Smithfield played an important, albeit gruesome, part in the Peasants’ Revolt of 1381. Incensed by unjust taxation, peasants from Kent and Essex marched on London, ransacking buildings and beheading the Archbishop of Canterbury on Tower Hill.The revolt ended abruptly when one of the rebel leaders, Wat Tyler, was slashed by the Lord Mayor William Walworth’s sword and stabbed by an esquire of King Richard II at Smithfield.EAS_3909Before Smithfield became a meat market, it was the Smooth field where jousting tournaments were held; knights rode through Giltspur Street (which was originally called Knightrider Street) to reach the tournament.

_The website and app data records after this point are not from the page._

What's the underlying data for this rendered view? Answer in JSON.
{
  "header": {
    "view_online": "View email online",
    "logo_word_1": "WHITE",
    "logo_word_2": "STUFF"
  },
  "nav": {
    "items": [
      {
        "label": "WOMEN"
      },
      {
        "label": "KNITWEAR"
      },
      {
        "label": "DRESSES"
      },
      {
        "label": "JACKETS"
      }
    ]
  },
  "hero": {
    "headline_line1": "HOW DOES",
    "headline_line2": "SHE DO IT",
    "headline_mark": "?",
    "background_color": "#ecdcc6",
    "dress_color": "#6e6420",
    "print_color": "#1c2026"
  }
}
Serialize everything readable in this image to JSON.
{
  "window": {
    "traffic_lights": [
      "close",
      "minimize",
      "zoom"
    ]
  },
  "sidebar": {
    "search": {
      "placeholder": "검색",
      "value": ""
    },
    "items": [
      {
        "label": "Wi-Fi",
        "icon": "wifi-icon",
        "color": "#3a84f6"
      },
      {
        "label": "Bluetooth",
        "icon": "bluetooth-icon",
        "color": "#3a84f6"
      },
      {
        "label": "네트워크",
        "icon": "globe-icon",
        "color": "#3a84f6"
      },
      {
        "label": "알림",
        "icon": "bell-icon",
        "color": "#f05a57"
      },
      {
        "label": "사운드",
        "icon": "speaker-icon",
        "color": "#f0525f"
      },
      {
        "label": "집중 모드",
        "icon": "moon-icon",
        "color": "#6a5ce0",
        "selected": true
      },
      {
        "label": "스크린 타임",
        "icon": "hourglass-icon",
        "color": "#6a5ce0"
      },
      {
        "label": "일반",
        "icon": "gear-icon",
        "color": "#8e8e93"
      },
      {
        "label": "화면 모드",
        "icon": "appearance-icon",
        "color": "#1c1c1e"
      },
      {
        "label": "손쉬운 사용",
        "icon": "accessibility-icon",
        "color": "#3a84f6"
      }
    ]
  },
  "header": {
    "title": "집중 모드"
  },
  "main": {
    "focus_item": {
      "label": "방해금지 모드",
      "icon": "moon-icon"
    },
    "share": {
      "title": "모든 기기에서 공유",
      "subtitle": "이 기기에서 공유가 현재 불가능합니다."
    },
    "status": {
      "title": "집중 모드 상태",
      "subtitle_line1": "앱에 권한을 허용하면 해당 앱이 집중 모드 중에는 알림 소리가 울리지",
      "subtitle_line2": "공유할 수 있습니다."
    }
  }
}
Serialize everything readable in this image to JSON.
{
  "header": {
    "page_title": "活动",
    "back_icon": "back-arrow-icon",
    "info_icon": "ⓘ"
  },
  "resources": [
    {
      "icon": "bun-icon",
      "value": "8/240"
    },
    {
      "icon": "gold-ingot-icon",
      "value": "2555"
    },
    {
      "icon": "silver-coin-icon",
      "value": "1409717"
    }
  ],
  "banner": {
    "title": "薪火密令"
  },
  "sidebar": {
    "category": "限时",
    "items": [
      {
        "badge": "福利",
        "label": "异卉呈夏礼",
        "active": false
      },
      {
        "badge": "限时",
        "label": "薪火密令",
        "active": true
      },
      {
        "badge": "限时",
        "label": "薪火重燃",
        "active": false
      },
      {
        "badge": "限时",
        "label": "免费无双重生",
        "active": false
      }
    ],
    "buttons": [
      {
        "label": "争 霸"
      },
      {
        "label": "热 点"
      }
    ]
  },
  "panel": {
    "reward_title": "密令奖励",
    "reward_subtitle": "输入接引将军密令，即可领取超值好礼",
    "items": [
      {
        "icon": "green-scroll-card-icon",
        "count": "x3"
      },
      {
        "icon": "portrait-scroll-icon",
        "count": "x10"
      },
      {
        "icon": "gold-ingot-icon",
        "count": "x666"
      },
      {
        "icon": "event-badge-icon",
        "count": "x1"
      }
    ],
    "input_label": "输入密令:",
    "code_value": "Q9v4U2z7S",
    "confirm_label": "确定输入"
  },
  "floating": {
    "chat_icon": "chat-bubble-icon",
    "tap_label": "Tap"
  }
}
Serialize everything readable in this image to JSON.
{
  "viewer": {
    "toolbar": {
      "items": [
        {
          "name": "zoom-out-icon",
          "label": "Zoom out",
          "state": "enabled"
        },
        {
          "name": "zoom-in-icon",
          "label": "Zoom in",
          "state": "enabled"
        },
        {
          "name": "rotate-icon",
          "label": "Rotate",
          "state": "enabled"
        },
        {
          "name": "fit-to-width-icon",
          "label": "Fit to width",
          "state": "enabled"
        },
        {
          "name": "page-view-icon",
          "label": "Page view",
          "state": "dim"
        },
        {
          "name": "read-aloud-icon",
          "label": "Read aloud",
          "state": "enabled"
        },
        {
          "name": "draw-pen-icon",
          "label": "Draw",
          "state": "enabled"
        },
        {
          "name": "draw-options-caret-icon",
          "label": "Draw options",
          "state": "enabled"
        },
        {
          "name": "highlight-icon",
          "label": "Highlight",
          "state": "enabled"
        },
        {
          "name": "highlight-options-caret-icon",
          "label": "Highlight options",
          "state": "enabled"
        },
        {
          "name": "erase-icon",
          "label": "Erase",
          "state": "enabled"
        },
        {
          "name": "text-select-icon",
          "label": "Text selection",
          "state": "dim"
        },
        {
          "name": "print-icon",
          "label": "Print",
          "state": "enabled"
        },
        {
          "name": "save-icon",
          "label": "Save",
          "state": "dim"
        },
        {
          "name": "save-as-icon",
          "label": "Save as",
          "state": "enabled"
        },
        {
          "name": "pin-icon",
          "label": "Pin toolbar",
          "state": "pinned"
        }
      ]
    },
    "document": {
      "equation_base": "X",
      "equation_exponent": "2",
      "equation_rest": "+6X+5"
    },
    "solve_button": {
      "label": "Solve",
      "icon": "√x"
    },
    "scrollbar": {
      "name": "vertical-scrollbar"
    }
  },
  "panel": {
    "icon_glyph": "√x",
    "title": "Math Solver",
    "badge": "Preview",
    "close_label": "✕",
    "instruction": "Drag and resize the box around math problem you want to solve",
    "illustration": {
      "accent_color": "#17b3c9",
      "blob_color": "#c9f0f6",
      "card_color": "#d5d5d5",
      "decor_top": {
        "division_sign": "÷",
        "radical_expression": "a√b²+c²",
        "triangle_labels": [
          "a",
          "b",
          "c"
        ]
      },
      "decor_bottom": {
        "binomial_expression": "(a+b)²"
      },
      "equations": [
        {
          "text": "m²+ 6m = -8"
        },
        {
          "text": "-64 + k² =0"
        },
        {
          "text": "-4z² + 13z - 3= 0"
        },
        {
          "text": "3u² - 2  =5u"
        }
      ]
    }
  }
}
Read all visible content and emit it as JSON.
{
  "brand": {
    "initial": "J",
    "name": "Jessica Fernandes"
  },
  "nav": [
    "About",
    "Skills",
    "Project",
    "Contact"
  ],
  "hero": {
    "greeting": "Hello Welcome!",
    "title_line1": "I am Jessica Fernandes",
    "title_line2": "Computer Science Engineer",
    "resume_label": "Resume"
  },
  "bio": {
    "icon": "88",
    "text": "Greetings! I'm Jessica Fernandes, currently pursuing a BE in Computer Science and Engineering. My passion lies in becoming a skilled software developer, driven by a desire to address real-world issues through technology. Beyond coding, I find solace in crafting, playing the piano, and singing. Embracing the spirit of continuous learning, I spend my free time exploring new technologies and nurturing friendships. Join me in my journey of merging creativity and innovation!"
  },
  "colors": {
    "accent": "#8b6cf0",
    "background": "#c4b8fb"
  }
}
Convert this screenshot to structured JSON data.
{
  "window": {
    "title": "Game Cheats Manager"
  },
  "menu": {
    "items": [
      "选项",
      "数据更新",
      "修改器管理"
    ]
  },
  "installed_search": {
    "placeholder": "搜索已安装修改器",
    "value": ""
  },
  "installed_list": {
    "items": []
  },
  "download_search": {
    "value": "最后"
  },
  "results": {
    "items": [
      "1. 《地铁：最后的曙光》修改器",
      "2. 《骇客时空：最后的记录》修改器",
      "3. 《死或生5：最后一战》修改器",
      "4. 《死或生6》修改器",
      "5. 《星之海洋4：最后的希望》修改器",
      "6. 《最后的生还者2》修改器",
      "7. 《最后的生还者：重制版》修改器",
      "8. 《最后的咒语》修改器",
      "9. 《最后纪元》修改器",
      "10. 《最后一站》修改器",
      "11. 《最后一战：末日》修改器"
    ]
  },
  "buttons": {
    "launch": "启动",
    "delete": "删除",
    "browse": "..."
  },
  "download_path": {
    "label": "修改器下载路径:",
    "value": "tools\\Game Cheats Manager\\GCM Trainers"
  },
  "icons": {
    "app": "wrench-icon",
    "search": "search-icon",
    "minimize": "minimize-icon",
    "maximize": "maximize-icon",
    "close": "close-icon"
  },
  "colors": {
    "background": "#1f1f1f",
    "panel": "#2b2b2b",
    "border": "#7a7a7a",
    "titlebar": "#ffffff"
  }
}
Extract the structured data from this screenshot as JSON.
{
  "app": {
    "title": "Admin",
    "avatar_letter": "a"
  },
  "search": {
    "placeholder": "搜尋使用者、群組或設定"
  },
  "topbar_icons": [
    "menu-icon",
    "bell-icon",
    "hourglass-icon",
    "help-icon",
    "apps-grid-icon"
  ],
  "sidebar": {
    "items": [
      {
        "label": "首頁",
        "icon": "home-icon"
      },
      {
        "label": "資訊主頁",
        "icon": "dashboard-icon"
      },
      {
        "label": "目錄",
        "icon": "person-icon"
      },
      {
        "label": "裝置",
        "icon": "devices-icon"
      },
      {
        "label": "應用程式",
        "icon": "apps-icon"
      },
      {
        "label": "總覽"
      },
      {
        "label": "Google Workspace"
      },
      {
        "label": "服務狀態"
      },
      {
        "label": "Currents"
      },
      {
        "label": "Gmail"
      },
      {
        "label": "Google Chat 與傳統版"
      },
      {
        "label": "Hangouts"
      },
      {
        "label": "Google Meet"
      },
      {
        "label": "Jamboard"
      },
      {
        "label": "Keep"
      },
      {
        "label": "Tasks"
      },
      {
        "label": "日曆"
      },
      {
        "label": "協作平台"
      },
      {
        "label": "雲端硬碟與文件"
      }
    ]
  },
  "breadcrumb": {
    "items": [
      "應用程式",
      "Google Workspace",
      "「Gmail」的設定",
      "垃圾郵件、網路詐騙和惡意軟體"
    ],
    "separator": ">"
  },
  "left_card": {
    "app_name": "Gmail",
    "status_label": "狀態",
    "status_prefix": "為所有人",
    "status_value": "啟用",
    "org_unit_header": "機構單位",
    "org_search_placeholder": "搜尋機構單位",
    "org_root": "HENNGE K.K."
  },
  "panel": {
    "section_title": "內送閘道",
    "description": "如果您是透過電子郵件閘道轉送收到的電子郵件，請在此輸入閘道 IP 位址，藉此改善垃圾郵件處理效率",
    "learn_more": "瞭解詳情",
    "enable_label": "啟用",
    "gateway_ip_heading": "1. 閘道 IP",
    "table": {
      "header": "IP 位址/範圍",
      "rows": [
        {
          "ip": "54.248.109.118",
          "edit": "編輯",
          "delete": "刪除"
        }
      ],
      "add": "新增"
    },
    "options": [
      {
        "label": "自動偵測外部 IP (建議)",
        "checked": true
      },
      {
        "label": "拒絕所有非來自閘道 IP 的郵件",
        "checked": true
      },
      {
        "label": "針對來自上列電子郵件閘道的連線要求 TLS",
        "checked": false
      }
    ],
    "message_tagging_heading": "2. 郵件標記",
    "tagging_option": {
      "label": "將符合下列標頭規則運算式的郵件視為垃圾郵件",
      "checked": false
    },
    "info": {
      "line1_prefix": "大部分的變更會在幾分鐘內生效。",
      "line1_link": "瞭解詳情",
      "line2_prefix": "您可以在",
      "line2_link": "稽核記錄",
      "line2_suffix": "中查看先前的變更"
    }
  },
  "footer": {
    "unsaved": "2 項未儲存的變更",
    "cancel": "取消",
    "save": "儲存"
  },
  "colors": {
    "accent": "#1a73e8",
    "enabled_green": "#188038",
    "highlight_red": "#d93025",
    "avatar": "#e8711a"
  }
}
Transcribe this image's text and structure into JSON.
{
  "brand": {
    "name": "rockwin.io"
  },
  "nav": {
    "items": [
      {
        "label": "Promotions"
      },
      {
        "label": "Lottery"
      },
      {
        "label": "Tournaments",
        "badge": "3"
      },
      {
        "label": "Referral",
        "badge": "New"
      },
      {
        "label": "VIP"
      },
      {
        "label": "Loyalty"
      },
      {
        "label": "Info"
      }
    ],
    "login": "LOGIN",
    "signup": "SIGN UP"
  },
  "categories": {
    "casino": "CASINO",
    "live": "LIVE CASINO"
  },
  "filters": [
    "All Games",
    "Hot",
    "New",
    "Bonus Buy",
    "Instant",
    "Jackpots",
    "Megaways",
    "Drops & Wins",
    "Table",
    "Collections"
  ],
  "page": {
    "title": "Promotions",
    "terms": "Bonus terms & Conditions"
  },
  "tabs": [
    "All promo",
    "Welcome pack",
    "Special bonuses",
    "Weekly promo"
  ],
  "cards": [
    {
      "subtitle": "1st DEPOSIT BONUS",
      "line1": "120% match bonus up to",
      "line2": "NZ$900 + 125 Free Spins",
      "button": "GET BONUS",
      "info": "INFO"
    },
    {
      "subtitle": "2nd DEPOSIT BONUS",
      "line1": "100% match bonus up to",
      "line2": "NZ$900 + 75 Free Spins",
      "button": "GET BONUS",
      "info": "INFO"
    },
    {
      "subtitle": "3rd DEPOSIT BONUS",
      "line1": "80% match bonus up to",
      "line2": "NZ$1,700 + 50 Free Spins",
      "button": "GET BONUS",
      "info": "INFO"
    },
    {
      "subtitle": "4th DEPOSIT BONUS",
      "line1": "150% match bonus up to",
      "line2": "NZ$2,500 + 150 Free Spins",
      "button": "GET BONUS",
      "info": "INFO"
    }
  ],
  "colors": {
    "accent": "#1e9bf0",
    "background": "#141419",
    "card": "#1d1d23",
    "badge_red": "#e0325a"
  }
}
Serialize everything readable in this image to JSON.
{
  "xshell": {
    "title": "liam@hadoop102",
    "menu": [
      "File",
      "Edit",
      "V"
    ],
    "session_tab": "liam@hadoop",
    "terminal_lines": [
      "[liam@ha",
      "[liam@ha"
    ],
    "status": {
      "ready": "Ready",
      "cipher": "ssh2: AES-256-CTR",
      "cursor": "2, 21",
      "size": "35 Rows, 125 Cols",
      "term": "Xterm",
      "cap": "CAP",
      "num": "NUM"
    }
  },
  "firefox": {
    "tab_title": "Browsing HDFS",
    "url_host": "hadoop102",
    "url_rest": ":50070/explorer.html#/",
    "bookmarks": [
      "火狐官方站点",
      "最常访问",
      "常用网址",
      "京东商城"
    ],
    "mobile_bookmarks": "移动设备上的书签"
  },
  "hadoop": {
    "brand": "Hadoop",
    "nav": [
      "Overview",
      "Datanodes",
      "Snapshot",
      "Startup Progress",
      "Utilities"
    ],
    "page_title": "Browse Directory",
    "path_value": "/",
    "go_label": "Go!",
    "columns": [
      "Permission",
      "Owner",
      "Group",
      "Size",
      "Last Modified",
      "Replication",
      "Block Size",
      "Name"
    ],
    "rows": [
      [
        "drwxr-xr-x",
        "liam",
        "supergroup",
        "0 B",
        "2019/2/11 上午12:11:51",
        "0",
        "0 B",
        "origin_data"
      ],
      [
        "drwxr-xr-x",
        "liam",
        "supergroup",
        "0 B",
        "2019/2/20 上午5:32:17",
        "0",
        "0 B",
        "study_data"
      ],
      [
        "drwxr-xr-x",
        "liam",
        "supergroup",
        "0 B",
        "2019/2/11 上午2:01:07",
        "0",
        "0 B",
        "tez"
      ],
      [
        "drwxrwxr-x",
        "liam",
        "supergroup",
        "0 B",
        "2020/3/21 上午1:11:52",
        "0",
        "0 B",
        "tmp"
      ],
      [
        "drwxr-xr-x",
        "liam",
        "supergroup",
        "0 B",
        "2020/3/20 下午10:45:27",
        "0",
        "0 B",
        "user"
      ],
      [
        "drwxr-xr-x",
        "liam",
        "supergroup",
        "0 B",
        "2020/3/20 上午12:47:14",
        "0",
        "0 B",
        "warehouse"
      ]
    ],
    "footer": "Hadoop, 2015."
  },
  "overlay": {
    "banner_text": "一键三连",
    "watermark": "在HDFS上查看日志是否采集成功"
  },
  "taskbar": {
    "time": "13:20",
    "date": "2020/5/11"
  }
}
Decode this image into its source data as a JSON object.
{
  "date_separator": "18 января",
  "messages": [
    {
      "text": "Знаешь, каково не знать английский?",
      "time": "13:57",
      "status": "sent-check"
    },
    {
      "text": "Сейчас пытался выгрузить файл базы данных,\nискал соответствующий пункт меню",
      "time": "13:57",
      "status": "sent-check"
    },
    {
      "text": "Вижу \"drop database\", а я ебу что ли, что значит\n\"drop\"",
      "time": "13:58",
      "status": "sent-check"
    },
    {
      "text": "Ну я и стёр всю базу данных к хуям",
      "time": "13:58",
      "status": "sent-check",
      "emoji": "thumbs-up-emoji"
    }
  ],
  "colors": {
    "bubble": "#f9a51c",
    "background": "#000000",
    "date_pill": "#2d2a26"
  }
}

EAS_3911
The Golden Boy of Pye Corner

According to one of our favourite London historians, John Stow: “Gilt Spurre, or Knightriders’ street of the knights and others riding that way into Smithfield was replenished with buildings on both sides up to Pie Corner.” (Pie, or Pye, Corner marks the spot at the corner of Giltspur Street and Cock Lane where the Great Fire ended, and there is a Golden Boy there to commemorate it.)

Spurs were an essential part of the knight’s life in medieval times; the expression ‘to win one’s spurs’ – to prove oneself – comes from the fact that originally it meant to obtain knighthood. (The word ‘spur’ itself derives from the Anglo-Saxon spura, to kick.)

Gilt spurs, therefore, would have been a real mark of oneupmanship. It is assumed that there were spurriers’ shops in the street at some point, possibly specializing in gilt spurs, or perhaps an enterprising spurrier wanted his shops to be noticeable as the ‘sign of the golden spur’.

Tyburn
A hanging at Tyburn

Giltspur Street later had a far less glamorous side to it. It was the site of the Giltspur Street Compter (a debtors’ prison), built at the end of the 18th century. When the Wood Street compter was closed in 1791, the prisoners were moved to the Giltspur Street compter, which in turn was demolished in 1855.

The street also formed part of the route from Newgate Prison to Tyburn, leading into the steep ascent of Holborn Hill, sometimes called Heavy Hill. As prisoners on that journey rode backwards, the expressions ‘to ride up Heavy Hill’ or ‘to ride backwards up Holborn Hill’ indicated that someone was on their last journey.

The expression ‘going west’, unlike the ‘go west’ of American pioneering times, referred to that last journey towards Tyburn.